While the trailer makes Dunkirk seem like a big, old-school, epic war movie, the film itself tells a different story. It’s actually a fairly small, intimate war movie focused on mood and theme rather than plot and character. The atrocity of war is covered with the land, sea, and air fight at Dunkirk, France, where allied retreat from the Nazis was the only option.
Interestingly, and to great effect, the time shifts dramatically from land (a week before the climax), sea (a day before), and air (an hour before) as our nameless heroes due their duty and/or try to survive and escape what is obviously a losing battle. Spoilers, if you will, of one story are in the background of other stories as the perspective shifts.

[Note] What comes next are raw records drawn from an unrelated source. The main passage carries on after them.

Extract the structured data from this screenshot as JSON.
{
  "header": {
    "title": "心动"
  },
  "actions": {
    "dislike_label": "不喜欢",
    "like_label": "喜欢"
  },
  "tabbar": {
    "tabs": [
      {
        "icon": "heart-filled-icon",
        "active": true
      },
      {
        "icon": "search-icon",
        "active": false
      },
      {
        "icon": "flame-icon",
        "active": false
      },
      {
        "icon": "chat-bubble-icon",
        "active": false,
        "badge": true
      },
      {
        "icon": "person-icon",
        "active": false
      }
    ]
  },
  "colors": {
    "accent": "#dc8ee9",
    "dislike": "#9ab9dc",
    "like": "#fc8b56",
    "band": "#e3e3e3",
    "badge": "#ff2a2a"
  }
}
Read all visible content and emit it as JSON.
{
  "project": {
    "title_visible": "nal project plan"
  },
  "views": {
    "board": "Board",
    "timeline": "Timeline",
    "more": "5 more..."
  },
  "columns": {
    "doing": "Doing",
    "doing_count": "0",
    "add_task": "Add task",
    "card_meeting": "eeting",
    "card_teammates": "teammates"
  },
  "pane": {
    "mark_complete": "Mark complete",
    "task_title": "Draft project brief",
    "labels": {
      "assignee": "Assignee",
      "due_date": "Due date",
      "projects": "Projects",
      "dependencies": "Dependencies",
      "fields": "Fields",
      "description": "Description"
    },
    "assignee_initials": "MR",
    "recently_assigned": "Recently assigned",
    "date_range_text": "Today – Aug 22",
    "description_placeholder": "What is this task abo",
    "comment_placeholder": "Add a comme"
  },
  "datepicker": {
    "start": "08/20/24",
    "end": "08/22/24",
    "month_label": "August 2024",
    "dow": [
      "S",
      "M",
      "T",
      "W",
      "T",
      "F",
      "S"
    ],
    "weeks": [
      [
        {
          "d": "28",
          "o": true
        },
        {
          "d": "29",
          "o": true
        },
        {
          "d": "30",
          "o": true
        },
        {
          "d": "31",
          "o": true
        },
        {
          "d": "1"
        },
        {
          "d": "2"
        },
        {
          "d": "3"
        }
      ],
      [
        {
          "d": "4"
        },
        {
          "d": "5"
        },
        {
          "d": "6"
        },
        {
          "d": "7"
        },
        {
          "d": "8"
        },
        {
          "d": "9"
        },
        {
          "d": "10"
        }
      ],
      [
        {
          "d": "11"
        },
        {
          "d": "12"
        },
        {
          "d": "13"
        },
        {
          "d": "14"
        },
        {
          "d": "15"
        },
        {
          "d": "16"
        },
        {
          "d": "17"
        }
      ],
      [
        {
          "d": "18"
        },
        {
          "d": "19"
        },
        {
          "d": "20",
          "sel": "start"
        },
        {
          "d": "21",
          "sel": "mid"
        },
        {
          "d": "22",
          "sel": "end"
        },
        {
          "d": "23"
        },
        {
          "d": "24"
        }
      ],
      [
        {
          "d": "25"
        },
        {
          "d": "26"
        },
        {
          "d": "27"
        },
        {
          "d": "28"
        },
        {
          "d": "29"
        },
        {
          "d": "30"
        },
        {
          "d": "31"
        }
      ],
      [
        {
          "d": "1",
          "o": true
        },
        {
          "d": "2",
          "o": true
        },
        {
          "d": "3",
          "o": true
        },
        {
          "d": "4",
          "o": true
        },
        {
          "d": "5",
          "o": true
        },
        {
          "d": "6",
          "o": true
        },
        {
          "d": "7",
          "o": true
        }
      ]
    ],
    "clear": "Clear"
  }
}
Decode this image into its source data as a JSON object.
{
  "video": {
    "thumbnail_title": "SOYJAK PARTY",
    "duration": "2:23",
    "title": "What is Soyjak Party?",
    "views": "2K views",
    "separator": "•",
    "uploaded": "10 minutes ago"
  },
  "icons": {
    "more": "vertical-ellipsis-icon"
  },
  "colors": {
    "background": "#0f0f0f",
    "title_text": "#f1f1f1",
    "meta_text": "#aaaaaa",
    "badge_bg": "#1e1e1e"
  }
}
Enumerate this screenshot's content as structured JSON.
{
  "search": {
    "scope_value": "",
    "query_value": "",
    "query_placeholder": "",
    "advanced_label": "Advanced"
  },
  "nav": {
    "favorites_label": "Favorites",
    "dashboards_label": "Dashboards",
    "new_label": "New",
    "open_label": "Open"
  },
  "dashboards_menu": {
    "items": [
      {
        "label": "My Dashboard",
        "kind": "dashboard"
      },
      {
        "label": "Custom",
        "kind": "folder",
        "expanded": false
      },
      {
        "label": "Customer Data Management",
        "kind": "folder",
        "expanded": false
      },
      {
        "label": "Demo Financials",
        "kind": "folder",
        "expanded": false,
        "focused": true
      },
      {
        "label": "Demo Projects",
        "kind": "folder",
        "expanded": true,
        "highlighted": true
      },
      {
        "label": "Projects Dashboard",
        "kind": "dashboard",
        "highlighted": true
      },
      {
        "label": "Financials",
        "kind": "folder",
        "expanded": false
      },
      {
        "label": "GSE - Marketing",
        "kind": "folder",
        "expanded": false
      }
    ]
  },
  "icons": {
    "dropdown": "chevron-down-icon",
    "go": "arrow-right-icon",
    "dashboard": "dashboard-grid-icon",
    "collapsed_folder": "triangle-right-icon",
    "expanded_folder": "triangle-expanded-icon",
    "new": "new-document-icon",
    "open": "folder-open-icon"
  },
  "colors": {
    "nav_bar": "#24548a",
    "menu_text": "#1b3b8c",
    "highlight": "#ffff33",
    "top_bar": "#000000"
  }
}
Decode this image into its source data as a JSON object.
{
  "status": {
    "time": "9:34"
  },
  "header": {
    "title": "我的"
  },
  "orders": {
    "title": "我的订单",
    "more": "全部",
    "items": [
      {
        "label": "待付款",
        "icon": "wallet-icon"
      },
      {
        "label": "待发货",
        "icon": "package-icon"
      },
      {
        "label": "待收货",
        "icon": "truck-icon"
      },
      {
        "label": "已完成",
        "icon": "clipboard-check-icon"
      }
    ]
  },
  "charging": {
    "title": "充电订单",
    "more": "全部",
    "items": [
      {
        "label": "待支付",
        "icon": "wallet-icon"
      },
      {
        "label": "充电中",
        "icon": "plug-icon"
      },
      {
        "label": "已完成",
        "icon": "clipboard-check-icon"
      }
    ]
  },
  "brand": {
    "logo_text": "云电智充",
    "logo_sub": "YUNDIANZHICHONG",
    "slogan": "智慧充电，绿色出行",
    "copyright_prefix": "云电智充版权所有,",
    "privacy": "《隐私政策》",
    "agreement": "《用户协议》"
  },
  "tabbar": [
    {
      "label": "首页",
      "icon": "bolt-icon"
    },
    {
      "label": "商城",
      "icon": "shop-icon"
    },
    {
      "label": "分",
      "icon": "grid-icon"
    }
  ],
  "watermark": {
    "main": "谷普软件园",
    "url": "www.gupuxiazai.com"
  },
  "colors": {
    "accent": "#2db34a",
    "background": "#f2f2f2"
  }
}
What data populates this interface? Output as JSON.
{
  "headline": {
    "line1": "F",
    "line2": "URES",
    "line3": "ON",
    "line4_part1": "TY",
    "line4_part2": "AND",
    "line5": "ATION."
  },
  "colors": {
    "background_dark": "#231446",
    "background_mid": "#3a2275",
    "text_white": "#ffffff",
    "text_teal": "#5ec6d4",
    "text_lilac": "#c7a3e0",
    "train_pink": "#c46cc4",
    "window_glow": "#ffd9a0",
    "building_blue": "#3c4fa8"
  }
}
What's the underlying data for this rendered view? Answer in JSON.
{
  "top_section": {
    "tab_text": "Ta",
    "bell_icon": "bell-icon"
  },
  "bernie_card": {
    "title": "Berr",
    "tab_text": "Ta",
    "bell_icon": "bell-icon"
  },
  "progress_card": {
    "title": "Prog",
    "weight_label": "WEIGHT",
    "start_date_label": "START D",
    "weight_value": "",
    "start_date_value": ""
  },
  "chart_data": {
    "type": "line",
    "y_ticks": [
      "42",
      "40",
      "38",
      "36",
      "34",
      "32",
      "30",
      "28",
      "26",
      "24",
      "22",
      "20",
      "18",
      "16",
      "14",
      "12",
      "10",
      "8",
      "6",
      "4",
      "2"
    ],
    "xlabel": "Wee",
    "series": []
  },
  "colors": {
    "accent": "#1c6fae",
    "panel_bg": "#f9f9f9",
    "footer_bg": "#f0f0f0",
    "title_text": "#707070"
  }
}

This elaborate puzzle connecting nicely and thematically at the height of the film.
It’s in the final moments, though, where Dunkirk truly wins. Juxtaposing the brutality and humanity of what we have just seen with the spin of British Prime Minister Winston Churchill’s public account, the film, in just a couple minutes, says more about the separation between those who wage wars and those who fight them than most movies on the subject.
Visually, the film is gorgeous, but that’s to be expected from director Christopher Nolan. The performances are strong and subtle across the board from the well-known faces (Kenneth Branaugh, Tom Hardy, Mark Rylance, Cillian Murphy) to the stunt casting (Harry Styles) to the unknowns (Fionn Whitehead, Barry Keoghan, Tom Glynn-Carney, Jack Lowden). There are no huge plot points or character arcs but that’s essentially the point. And given the barely an hour and a half run time, the movie avoids the bloat that sometimes sinks the epics.
The movie is another worthy entrant in Nolan’s already fairly stellar oeuvre, a fast-paced, loud, beautiful, focused film that is both sweeping in a scale, and uncomfortably intimate.
My Grade – A-